[[ Records to use open ]]

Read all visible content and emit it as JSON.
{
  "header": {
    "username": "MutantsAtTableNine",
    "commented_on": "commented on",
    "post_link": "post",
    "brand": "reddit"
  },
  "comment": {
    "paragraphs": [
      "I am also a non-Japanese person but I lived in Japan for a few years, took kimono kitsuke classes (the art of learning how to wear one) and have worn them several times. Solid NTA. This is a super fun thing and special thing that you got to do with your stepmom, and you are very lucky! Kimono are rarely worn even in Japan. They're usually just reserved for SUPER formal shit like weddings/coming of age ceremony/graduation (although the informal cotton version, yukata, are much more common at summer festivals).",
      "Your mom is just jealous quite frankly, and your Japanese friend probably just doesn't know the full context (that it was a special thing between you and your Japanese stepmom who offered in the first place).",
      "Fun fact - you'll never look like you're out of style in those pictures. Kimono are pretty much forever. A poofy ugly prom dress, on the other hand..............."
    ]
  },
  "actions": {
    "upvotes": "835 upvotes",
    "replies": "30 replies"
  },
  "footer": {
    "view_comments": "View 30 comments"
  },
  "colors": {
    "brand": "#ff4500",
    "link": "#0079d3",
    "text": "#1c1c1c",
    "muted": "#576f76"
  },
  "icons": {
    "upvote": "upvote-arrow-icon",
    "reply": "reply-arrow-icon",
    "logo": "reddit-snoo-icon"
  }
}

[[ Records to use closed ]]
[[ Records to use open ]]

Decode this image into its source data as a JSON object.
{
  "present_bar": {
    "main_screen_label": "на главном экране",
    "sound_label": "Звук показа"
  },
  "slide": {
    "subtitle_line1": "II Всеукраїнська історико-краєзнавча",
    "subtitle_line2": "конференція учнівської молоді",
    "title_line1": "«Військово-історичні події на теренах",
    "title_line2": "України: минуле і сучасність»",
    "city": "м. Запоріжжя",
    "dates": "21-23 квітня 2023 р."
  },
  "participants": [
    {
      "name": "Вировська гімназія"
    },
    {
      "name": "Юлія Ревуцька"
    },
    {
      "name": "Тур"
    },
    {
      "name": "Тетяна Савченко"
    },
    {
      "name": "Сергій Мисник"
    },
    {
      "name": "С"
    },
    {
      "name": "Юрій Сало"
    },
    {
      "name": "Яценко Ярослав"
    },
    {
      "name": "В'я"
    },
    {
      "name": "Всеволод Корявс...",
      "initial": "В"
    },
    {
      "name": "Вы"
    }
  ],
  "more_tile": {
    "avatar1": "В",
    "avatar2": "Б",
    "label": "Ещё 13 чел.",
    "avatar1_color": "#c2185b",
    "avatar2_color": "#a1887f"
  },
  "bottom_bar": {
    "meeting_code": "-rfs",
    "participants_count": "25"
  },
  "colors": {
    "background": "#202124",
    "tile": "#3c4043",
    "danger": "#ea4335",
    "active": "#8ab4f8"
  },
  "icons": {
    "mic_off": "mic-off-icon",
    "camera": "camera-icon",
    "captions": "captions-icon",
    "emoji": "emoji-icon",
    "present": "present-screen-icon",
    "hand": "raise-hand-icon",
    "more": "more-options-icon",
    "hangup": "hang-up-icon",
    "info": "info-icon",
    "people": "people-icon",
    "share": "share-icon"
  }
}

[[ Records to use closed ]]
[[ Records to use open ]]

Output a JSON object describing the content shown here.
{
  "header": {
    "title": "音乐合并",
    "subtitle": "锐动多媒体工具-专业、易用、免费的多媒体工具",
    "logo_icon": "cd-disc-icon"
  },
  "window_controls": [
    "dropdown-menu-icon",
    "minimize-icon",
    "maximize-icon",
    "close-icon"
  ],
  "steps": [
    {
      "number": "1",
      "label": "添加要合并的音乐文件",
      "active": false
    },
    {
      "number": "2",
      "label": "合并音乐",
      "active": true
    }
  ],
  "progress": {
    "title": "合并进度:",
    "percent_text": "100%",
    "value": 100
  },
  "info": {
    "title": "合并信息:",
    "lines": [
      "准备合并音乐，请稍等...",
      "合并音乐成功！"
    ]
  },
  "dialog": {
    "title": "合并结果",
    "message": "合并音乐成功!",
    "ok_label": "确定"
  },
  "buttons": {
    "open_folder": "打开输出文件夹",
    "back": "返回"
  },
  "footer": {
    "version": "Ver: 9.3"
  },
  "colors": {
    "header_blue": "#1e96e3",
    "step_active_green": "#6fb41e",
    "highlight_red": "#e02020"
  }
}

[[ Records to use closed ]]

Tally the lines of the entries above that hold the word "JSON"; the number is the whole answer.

Exercise output:
3